Examine each line of the data. Copy the line if it includes the word "true".
THE RECORDS START
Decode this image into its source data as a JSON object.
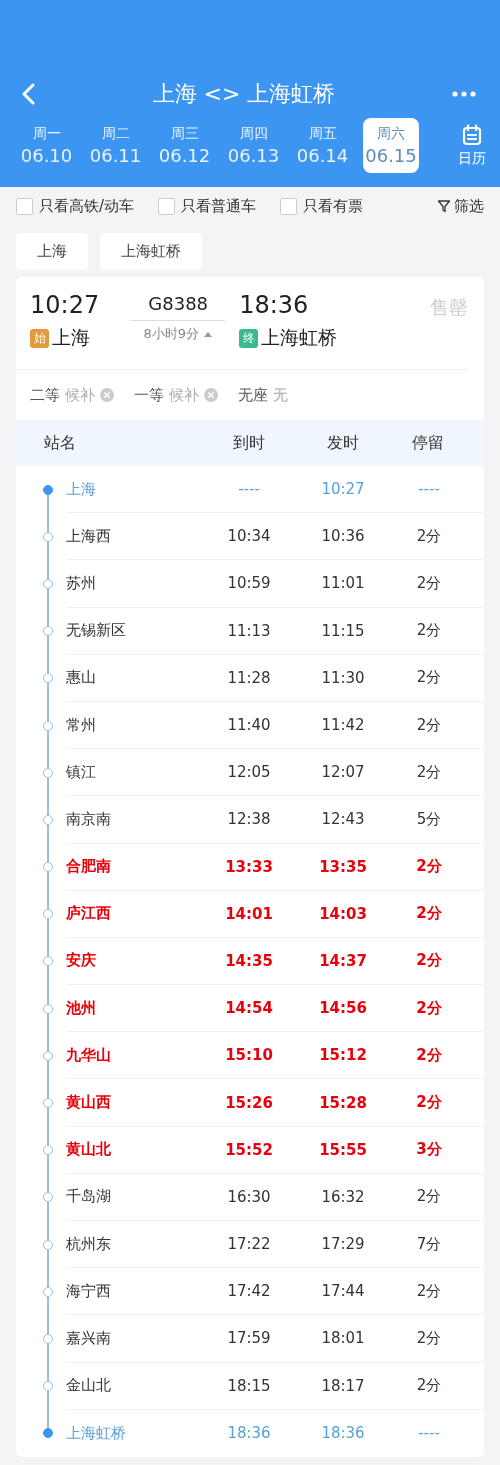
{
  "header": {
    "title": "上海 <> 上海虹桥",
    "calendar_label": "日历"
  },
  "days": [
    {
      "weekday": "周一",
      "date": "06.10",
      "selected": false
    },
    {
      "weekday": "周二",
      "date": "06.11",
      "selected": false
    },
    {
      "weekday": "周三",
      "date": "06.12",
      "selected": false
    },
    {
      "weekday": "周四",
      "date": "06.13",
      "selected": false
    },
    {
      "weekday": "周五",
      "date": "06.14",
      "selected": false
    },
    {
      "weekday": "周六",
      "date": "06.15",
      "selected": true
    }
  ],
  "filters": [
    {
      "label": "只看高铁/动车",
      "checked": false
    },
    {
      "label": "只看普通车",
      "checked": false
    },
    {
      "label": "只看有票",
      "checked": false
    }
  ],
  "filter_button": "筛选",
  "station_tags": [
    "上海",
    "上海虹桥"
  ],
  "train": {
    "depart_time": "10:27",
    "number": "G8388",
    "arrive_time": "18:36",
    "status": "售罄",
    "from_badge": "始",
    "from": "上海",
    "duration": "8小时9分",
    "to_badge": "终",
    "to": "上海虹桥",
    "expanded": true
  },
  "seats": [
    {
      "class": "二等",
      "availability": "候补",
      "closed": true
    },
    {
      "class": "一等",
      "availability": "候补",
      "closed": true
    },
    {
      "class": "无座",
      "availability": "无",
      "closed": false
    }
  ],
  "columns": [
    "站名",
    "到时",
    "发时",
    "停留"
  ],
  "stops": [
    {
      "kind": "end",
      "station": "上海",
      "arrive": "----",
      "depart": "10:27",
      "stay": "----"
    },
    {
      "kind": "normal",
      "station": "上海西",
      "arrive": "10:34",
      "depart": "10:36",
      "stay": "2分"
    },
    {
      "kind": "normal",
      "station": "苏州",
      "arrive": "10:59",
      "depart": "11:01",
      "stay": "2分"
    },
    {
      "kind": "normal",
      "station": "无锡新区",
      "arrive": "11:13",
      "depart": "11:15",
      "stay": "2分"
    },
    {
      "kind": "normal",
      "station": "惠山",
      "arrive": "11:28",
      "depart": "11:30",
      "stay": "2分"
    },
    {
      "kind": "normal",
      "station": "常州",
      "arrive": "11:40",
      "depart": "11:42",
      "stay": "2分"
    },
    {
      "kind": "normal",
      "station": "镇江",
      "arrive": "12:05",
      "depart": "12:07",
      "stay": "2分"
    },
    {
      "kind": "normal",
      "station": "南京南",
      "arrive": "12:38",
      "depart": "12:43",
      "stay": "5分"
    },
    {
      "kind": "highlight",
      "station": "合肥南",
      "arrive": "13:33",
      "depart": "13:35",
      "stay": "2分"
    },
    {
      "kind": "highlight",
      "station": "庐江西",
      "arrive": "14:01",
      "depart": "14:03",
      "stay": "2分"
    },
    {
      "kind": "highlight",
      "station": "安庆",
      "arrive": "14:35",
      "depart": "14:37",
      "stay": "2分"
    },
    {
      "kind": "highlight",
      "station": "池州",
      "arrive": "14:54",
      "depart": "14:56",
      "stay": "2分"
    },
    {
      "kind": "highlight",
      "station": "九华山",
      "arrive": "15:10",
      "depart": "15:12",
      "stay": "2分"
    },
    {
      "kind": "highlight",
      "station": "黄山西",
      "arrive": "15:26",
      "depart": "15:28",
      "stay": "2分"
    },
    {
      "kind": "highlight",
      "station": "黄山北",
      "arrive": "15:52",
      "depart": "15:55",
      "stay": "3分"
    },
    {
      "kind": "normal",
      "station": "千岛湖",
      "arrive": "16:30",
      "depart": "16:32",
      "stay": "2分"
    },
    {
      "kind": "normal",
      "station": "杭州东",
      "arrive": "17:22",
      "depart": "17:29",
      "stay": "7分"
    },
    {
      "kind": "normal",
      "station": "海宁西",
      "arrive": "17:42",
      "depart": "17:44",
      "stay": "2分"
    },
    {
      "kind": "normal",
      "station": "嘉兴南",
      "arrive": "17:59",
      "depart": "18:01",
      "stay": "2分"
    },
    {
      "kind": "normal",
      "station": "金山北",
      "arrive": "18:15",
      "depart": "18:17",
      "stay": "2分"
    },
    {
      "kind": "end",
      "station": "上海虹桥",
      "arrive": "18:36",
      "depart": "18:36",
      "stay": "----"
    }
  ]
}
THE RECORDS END
▶ ANSWER TO THE PROBLEM:
      "selected": true
    "expanded": true
      "closed": true
      "closed": true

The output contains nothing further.